In my opinion, if I had to start my journey all over again, the advice I would give to myself is simple, I would focus on the journey you want to take, not the award you want to receive.


Please like, comment, share and tell me what you think. What do you think about the reward is the journey? What advice do you have when it comes to working on your goals? What are you working on now?

39 thoughts on “The Journey Is The Reward

    1. I agree. The journey is best. Writing something that makes you laugh as you write it. That feeling of struggling with your writing. Your satisfaction with your writing because you wrote it. Everything else is just frosting on the cake.

  1. I’m working on my edits/rewrites for a middle grade fiction book. And I would love to “enjoy the journey” except time is very limited here what with working fulltime and, now, on the additional “journey” to become a census worker! *laugh*

      1. My (now three!) cats are enjoying the journey at least–and being waited on in their new life of luxury (the latest two were street cats).

  2. It’s a balancing act between never being satisfied and never improving. You need a little bit of hunger to keep striving, but too much and you starve from mediocrity. (May you not digest a shit sandwich).

  3. The goal ever recedes from us. The greater the progress the greater the recognition of our unworthiness. Satisfaction lies in the effort, not in the attainment. Full effort is full victory. Mohandas Karamchand Gandhi

  4. Yes! Love this and totally agree. I’m in the midst of what I call my “Year of Clarity” right now and I’m enjoying the intentionality of how I’ve been moving through my days. Writing down my daily observations has been especially helpful. I believe that what keeps life interesting and worth it all is the determination to improve yourself and the people in your orbit.

  5. I found this to be very inspiring. I’m never completely satisfied with a book once I finish writing it, but I always enjoy the time I spend actually writing it. So the process is more rewarding than the result.

  6. This is true. Even the ordinary is part of the joy of life — eating something wonderful, tidying a closet, brushing the dog. Blessings, Tony. 🙂

      1. Thanks. Crucial points. I often think about the journey versus the results, but also the journey should have one or more goals. Best of luck with yours.

      2. Yeah I think it’s better to focus on the journey while looking at the goals at a road map, because at the end of the day you can only control what you can control

  7. If we come to think of it, the only ‘goal’ we are all going to reach in the end is death. So the journey, what is it: well, life itself. To enjoy the journey is to revel in the very act of living.

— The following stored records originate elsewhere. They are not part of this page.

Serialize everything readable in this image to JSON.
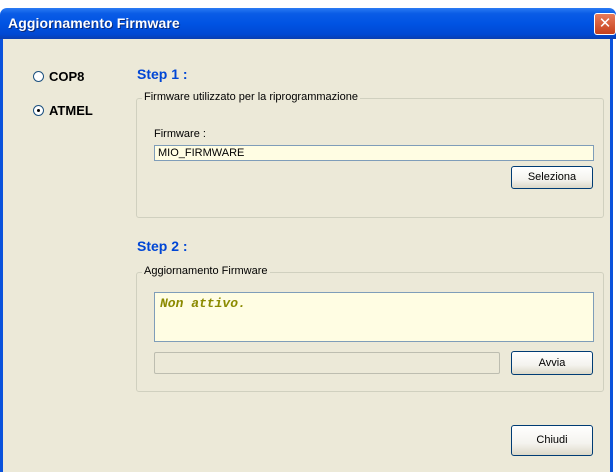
{
  "window": {
    "title": "Aggiornamento Firmware",
    "close_glyph": "✕"
  },
  "chip": {
    "options": [
      {
        "label": "COP8",
        "selected": false
      },
      {
        "label": "ATMEL",
        "selected": true
      }
    ]
  },
  "step1": {
    "heading": "Step 1 :",
    "group_title": "Firmware utilizzato per la riprogrammazione",
    "firmware_label": "Firmware :",
    "firmware_value": "MIO_FIRMWARE",
    "select_button": "Seleziona"
  },
  "step2": {
    "heading": "Step 2 :",
    "group_title": "Aggiornamento Firmware",
    "status_text": "Non attivo.",
    "progress_percent": 0,
    "start_button": "Avvia"
  },
  "footer": {
    "close_button": "Chiudi"
  },
  "colors": {
    "titlebar": "#0053e3",
    "step_heading": "#0046d5",
    "status_text": "#8b8a00",
    "field_bg": "#fffde3",
    "dialog_bg": "#ece9d8"
  },
  "icons": {
    "close": "close-icon",
    "radio": "radio-icon"
  }
}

  8. Good excerpt: “fail to acknowledge their journey and their small wins. This is a recipe for frustration and burnout.”

  9. When working towards your goals, it helps to write them down and creating a vision board. To visualize where you want to be and what you want to achieve

Leave a Reply